I’ve had to rationalize to myself how it is that I could get into a place like Swarthmore without the rich history of academic pursuits that I know others here possess. So I contributed to the applicant pool’s ostensible diversity, yet I wonder if thorough look into the development of my intellect would have convinced my interviewer that I fit the perfect Swattie applicant paradigm.
But I was well-spoken and presented myself with confidence. And when it was up to me to decide to go to a school that I knew would be a bit over my head, I accepted these truths: I would play the catch-up-game, hard and fast, upon arriving, and the stark contrast between school and home would (quite accurately) be the hardest challenge to navigate.
Becoming acclimated with intellectualism has meant discovering the merits of having a wide breadth of knowledge and multiple points of reference for understanding my world. It’s involved breaking down the barrier of access to difficult subjects by learning the art of asking questions. So many here have presented areas of study to me in a manner that I had not yet encountered, making evident their important place in a network of concepts. This process would have been wholly agreeable had it not been for the the unreasonable pressure, the compulsion to prove my intellect and knowledge, even my place, at this school.
As though this wasn’t already intimidating, exposing how much I don’t know to professors has been much less comfortable. During office hours, I watched one drop the book she was referring to on her desk while asking, “How have you not heard of this?” Her incredulity left me feeling not just under-read, but out of place. Another professor followed up a similar scenario with, “What kind of high school did you go to?” before I confirmed his hunch. And when I asked for help with an application fee from a department, another professor was genuinely perplexed: “I’ve never dealt with a situation like this. How do you survive on campus?” he asked me.
These responses reveal different assumptions, yet are all reactions to a break from the expected. They manifest a narrow conception of academic merit, implying a specific, expected and accepted path to this crème de la crème school, and otherwise, the role of wealth in gaining entrance here. I would be more likely to see my first professors’ reactions as critiques of the general education system, if only I encountered them less often. Instead, it seems quite obvious after two years here that professors and students alike haven’t encountered many personal stories that contradict their assumptions. Merit is a sensitive aspect to explore, but I have to wonder, if individuals who get a late start to their intellectual journeys were truly considered and treated as deserving of an elite education, too, maybe the discourse on diversity would extend to individuals like myself. The willingness to dedicate four years here to cultivating one’s intellect could itself be the basis for being a valued member of our intellectual community.

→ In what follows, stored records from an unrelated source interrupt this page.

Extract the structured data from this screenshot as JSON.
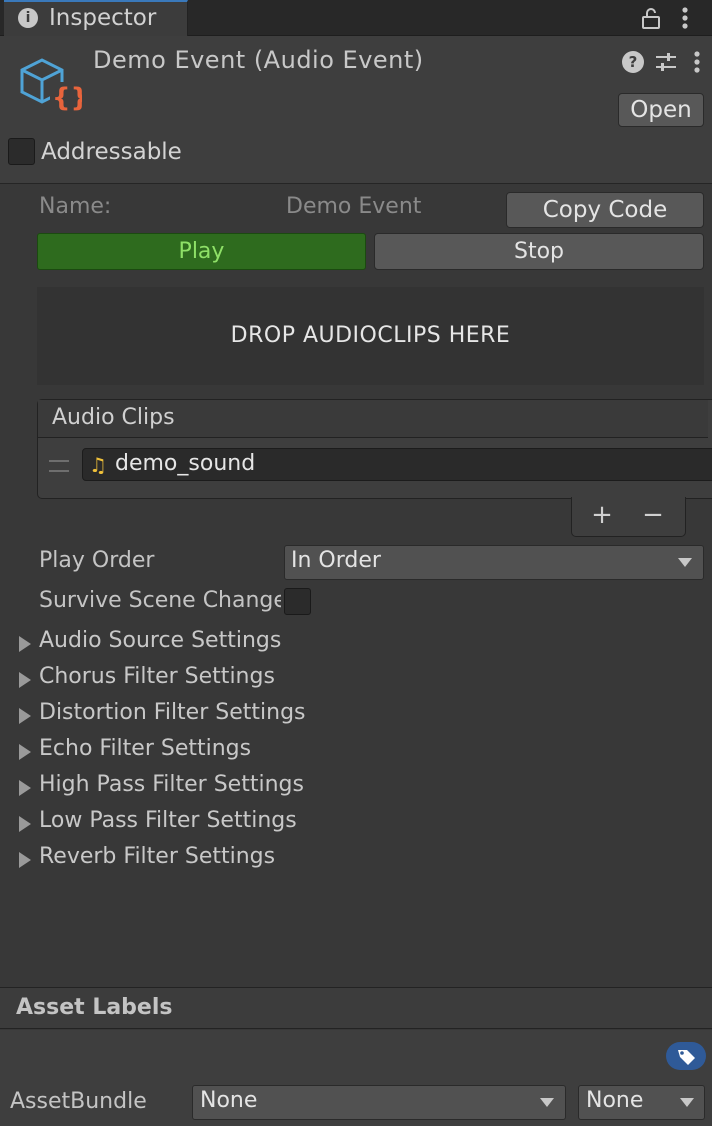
{
  "tab": {
    "label": "Inspector",
    "info_icon": "i"
  },
  "header": {
    "title": "Demo Event (Audio Event)",
    "help_icon": "?",
    "open_label": "Open",
    "addressable_label": "Addressable",
    "addressable_checked": false
  },
  "event": {
    "name_label": "Name:",
    "name_value": "Demo Event",
    "copy_code_label": "Copy Code",
    "play_label": "Play",
    "stop_label": "Stop",
    "drop_zone_text": "DROP AUDIOCLIPS HERE"
  },
  "clips": {
    "title": "Audio Clips",
    "items": [
      {
        "label": "demo_sound",
        "icon": "♫"
      }
    ],
    "add_label": "+",
    "remove_label": "−"
  },
  "fields": {
    "play_order_label": "Play Order",
    "play_order_value": "In Order",
    "survive_label": "Survive Scene Changes",
    "survive_checked": false
  },
  "foldouts": [
    "Audio Source Settings",
    "Chorus Filter Settings",
    "Distortion Filter Settings",
    "Echo Filter Settings",
    "High Pass Filter Settings",
    "Low Pass Filter Settings",
    "Reverb Filter Settings"
  ],
  "asset_labels": {
    "title": "Asset Labels",
    "bundle_label": "AssetBundle",
    "bundle_value": "None",
    "variant_value": "None"
  },
  "colors": {
    "accent": "#3a79bb",
    "play_green": "#2e6b1e",
    "icon_orange": "#e8643c",
    "icon_blue": "#4fa3d6",
    "tag_blue": "#2f5a98"
  }
}
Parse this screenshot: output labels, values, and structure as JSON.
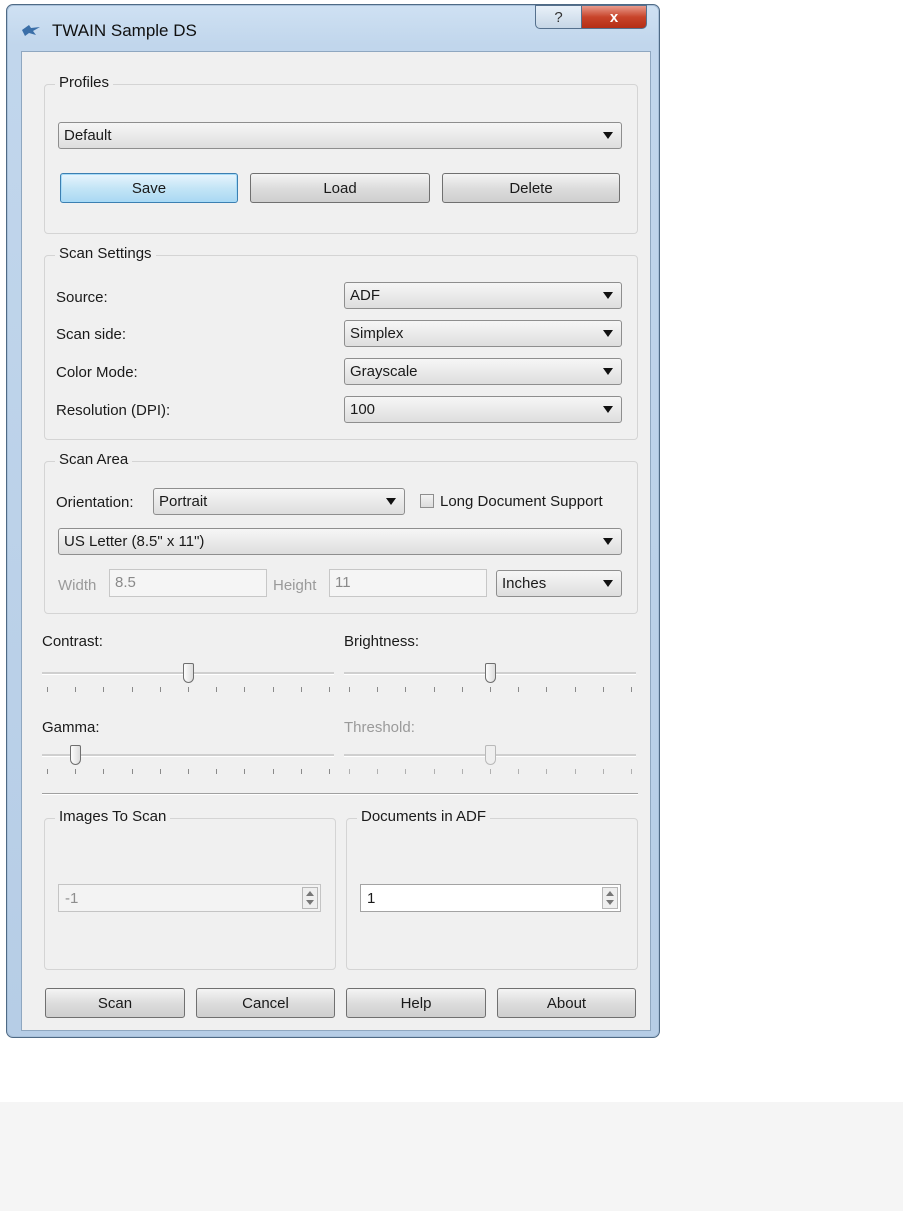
{
  "window": {
    "title": "TWAIN Sample DS",
    "help_glyph": "?",
    "close_glyph": "x"
  },
  "profiles": {
    "title": "Profiles",
    "selected": "Default",
    "save_label": "Save",
    "load_label": "Load",
    "delete_label": "Delete"
  },
  "scan_settings": {
    "title": "Scan Settings",
    "rows": [
      {
        "label": "Source:",
        "value": "ADF"
      },
      {
        "label": "Scan side:",
        "value": "Simplex"
      },
      {
        "label": "Color Mode:",
        "value": "Grayscale"
      },
      {
        "label": "Resolution (DPI):",
        "value": "100"
      }
    ]
  },
  "scan_area": {
    "title": "Scan Area",
    "orientation_label": "Orientation:",
    "orientation_value": "Portrait",
    "long_doc_label": "Long Document Support",
    "long_doc_checked": false,
    "paper_size": "US Letter (8.5\" x 11\")",
    "width_label": "Width",
    "width_value": "8.5",
    "height_label": "Height",
    "height_value": "11",
    "units": "Inches"
  },
  "sliders": {
    "contrast": {
      "label": "Contrast:",
      "position": 0.5,
      "enabled": true
    },
    "brightness": {
      "label": "Brightness:",
      "position": 0.5,
      "enabled": true
    },
    "gamma": {
      "label": "Gamma:",
      "position": 0.1,
      "enabled": true
    },
    "threshold": {
      "label": "Threshold:",
      "position": 0.5,
      "enabled": false
    }
  },
  "images_to_scan": {
    "title": "Images To Scan",
    "value": "-1",
    "enabled": false
  },
  "documents_in_adf": {
    "title": "Documents in ADF",
    "value": "1",
    "enabled": true
  },
  "footer": {
    "scan_label": "Scan",
    "cancel_label": "Cancel",
    "help_label": "Help",
    "about_label": "About"
  }
}
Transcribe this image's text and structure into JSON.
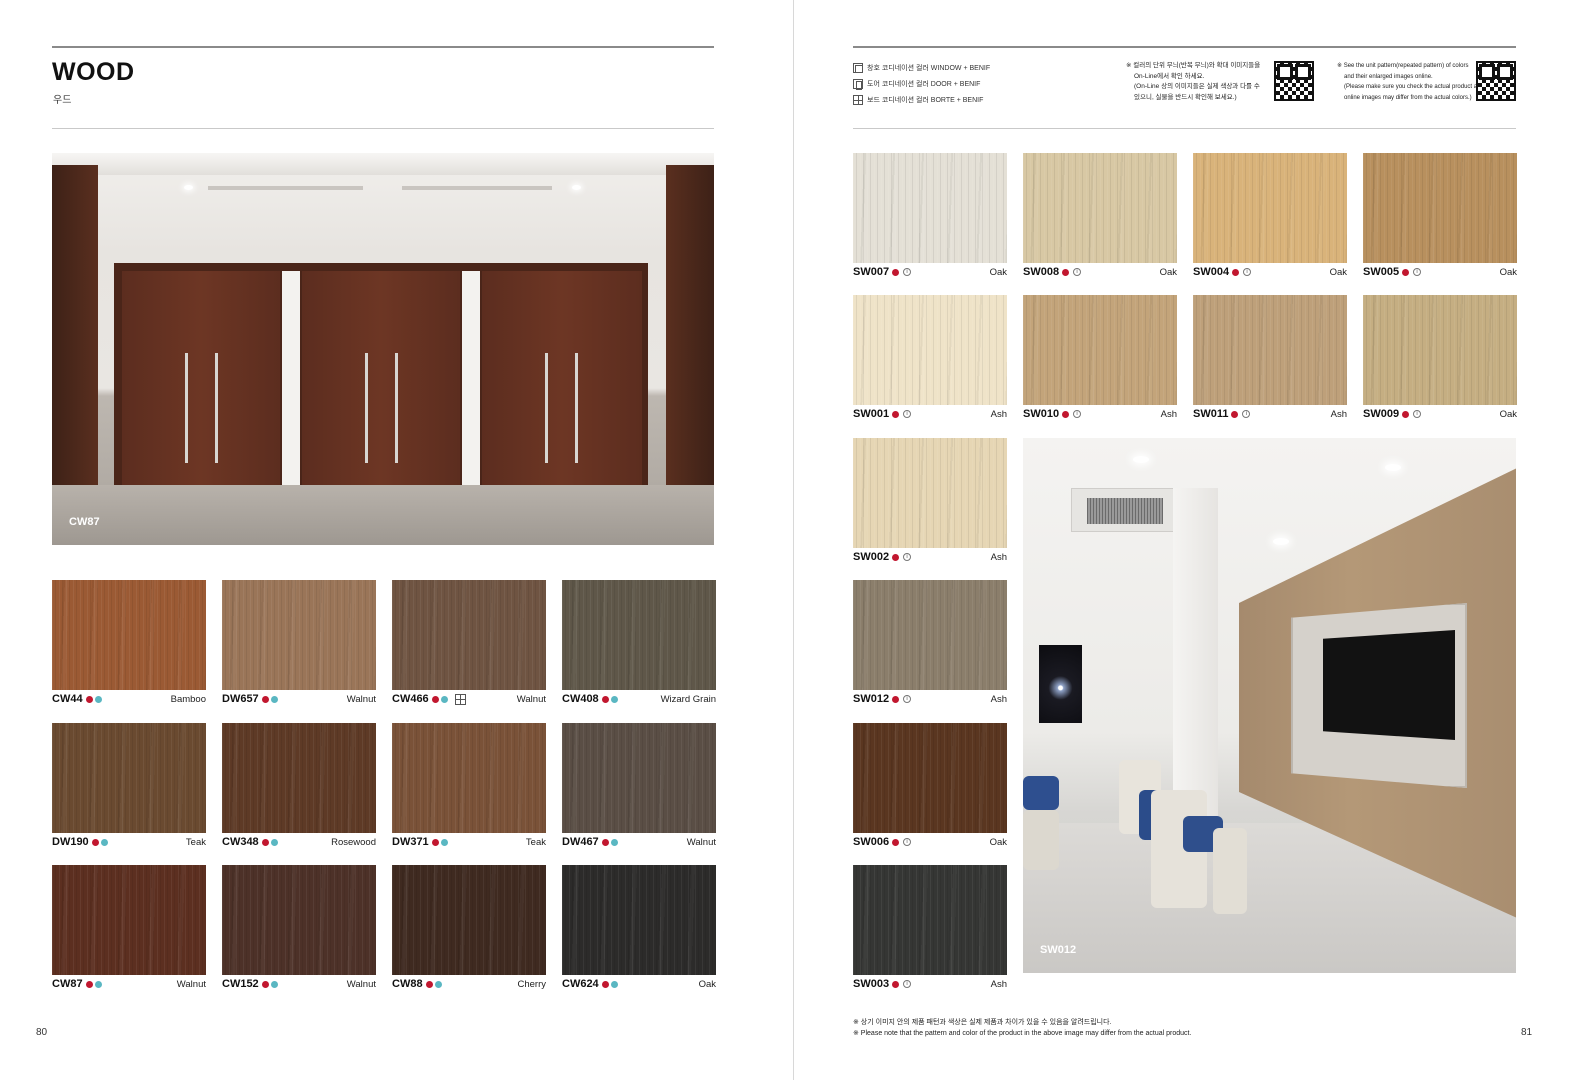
{
  "left_page": {
    "title": "WOOD",
    "subtitle": "우드",
    "hero_caption": "CW87",
    "page_number": "80",
    "swatches": [
      {
        "code": "CW44",
        "species": "Bamboo",
        "color": "#9b5a34",
        "dots": [
          "red",
          "teal"
        ]
      },
      {
        "code": "DW657",
        "species": "Walnut",
        "color": "#9a7558",
        "dots": [
          "red",
          "teal"
        ]
      },
      {
        "code": "CW466",
        "species": "Walnut",
        "color": "#6f5442",
        "dots": [
          "red",
          "teal"
        ],
        "board": true
      },
      {
        "code": "CW408",
        "species": "Wizard Grain",
        "color": "#5f5749",
        "dots": [
          "red",
          "teal"
        ]
      },
      {
        "code": "DW190",
        "species": "Teak",
        "color": "#6a4a30",
        "dots": [
          "red",
          "teal"
        ]
      },
      {
        "code": "CW348",
        "species": "Rosewood",
        "color": "#5e3a26",
        "dots": [
          "red",
          "teal"
        ]
      },
      {
        "code": "DW371",
        "species": "Teak",
        "color": "#7a5238",
        "dots": [
          "red",
          "teal"
        ]
      },
      {
        "code": "DW467",
        "species": "Walnut",
        "color": "#5a4e45",
        "dots": [
          "red",
          "teal"
        ]
      },
      {
        "code": "CW87",
        "species": "Walnut",
        "color": "#5c2f20",
        "dots": [
          "red",
          "teal"
        ]
      },
      {
        "code": "CW152",
        "species": "Walnut",
        "color": "#4d3128",
        "dots": [
          "red",
          "teal"
        ]
      },
      {
        "code": "CW88",
        "species": "Cherry",
        "color": "#3f2a20",
        "dots": [
          "red",
          "teal"
        ]
      },
      {
        "code": "CW624",
        "species": "Oak",
        "color": "#2c2b2a",
        "dots": [
          "red",
          "teal"
        ]
      }
    ]
  },
  "right_page": {
    "legend": [
      {
        "icon": "window-icon",
        "label": "창호 코디네이션 컬러 WINDOW + BENIF"
      },
      {
        "icon": "door-icon",
        "label": "도어 코디네이션 컬러 DOOR + BENIF"
      },
      {
        "icon": "board-icon",
        "label": "보드 코디네이션 컬러 BORTE + BENIF"
      }
    ],
    "note_kr": [
      "※ 컬러의 단위 무늬(반복 무늬)와 확대 이미지들을",
      "On-Line에서 확인 하세요.",
      "(On-Line 상의 이미지들은 실제 색상과 다를 수",
      "있으니, 실물을 반드시 확인해 보세요.)"
    ],
    "note_en": [
      "※ See the unit pattern(repeated pattern) of colors",
      "and their enlarged images online.",
      "(Please make sure you check the actual product as",
      "online images may differ from the actual colors.)"
    ],
    "swatches": [
      {
        "code": "SW007",
        "species": "Oak",
        "color": "#e4e0d6"
      },
      {
        "code": "SW008",
        "species": "Oak",
        "color": "#d8c8a4"
      },
      {
        "code": "SW004",
        "species": "Oak",
        "color": "#d9b37a"
      },
      {
        "code": "SW005",
        "species": "Oak",
        "color": "#b8905e"
      },
      {
        "code": "SW001",
        "species": "Ash",
        "color": "#efe3c8"
      },
      {
        "code": "SW010",
        "species": "Ash",
        "color": "#c3a47a"
      },
      {
        "code": "SW011",
        "species": "Ash",
        "color": "#bea07a"
      },
      {
        "code": "SW009",
        "species": "Oak",
        "color": "#c5ae82"
      },
      {
        "code": "SW002",
        "species": "Ash",
        "color": "#e6d6b4"
      },
      {
        "code": "SW012",
        "species": "Ash",
        "color": "#8b7e6b"
      },
      {
        "code": "SW006",
        "species": "Oak",
        "color": "#5a3620"
      },
      {
        "code": "SW003",
        "species": "Ash",
        "color": "#353634"
      }
    ],
    "interior_caption": "SW012",
    "footnote": [
      "※ 상기 이미지 안의 제품 패턴과 색상은 실제 제품과 차이가 있을 수 있음을 알려드립니다.",
      "※ Please note that the pattern and color of the product in the above image may differ from the actual product."
    ],
    "page_number": "81"
  }
}
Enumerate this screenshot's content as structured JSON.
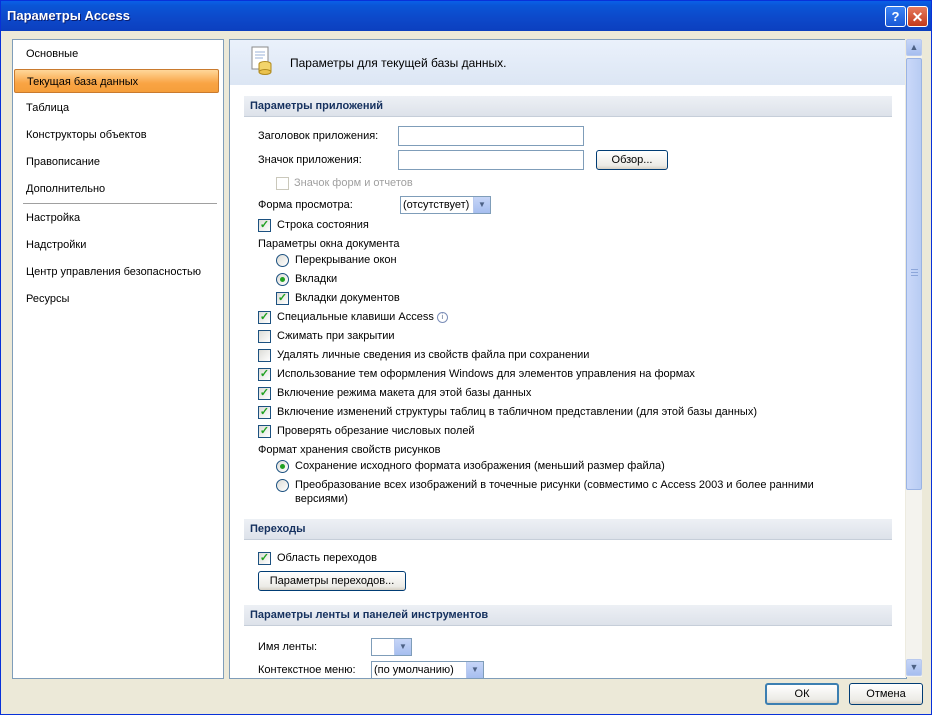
{
  "window": {
    "title": "Параметры Access"
  },
  "nav": {
    "items": [
      "Основные",
      "Текущая база данных",
      "Таблица",
      "Конструкторы объектов",
      "Правописание",
      "Дополнительно",
      "Настройка",
      "Надстройки",
      "Центр управления безопасностью",
      "Ресурсы"
    ],
    "selected": "Текущая база данных"
  },
  "header": {
    "title": "Параметры для текущей базы данных."
  },
  "app_options": {
    "section_title": "Параметры приложений",
    "app_title_label": "Заголовок приложения:",
    "app_title_value": "",
    "app_icon_label": "Значок приложения:",
    "app_icon_value": "",
    "browse_label": "Обзор...",
    "forms_icon_label": "Значок форм и отчетов",
    "display_form_label": "Форма просмотра:",
    "display_form_value": "(отсутствует)",
    "status_bar_label": "Строка состояния",
    "doc_window_label": "Параметры окна документа",
    "overlap_label": "Перекрывание окон",
    "tabbed_label": "Вкладки",
    "doc_tabs_label": "Вкладки документов",
    "special_keys_label": "Специальные клавиши Access",
    "compact_label": "Сжимать при закрытии",
    "remove_personal_label": "Удалять личные сведения из свойств файла при сохранении",
    "windows_themes_label": "Использование тем оформления Windows для элементов управления на формах",
    "layout_view_label": "Включение режима макета для этой базы данных",
    "design_changes_label": "Включение изменений структуры таблиц в табличном представлении (для этой базы данных)",
    "truncated_fields_label": "Проверять обрезание числовых полей",
    "picture_format_label": "Формат хранения свойств рисунков",
    "preserve_format_label": "Сохранение исходного формата изображения (меньший размер файла)",
    "convert_bitmaps_label_line1": "Преобразование всех изображений в точечные рисунки (совместимо с Access 2003 и более ранними",
    "convert_bitmaps_label_line2": "версиями)"
  },
  "navigation": {
    "section_title": "Переходы",
    "nav_pane_label": "Область переходов",
    "nav_options_button": "Параметры переходов..."
  },
  "ribbon": {
    "section_title": "Параметры ленты и панелей инструментов",
    "ribbon_name_label": "Имя ленты:",
    "ribbon_name_value": "",
    "shortcut_menu_label": "Контекстное меню:",
    "shortcut_menu_value": "(по умолчанию)"
  },
  "checked": {
    "status_bar": true,
    "forms_icon": false,
    "overlap": false,
    "tabbed": true,
    "doc_tabs": true,
    "special_keys": true,
    "compact": false,
    "remove_personal": false,
    "windows_themes": true,
    "layout_view": true,
    "design_changes": true,
    "truncated_fields": true,
    "preserve_format": true,
    "convert_bitmaps": false,
    "nav_pane": true
  },
  "footer": {
    "ok_label": "ОК",
    "cancel_label": "Отмена"
  },
  "icons": {
    "help": "help-icon",
    "close": "close-icon",
    "info": "info-icon",
    "db_options": "database-options-icon"
  },
  "colors": {
    "titlebar": "#0A55D6",
    "selected_nav": "#F9A444",
    "check": "#21A121"
  }
}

The status quo is a culture that values progress from one starting point. If a certain background or level of intellect is the assumed point of departure, the many rates and paths of individual development are never celebrated. Anyone who’s walked a moon similar to mine is encouraged to bullet point obscure references and next time, nod a head at their mention, internalizing their importance only so far as this will keep them from looking ignorant. Professors might avoid promoting this kind of insincere intellectual curiosity by meeting students’ different needs with acceptance and individualized support. Swarthmore wouldn’t lose its rigor or its elite status, but it would encourage its entire population to truly engage in its intellectual ideals.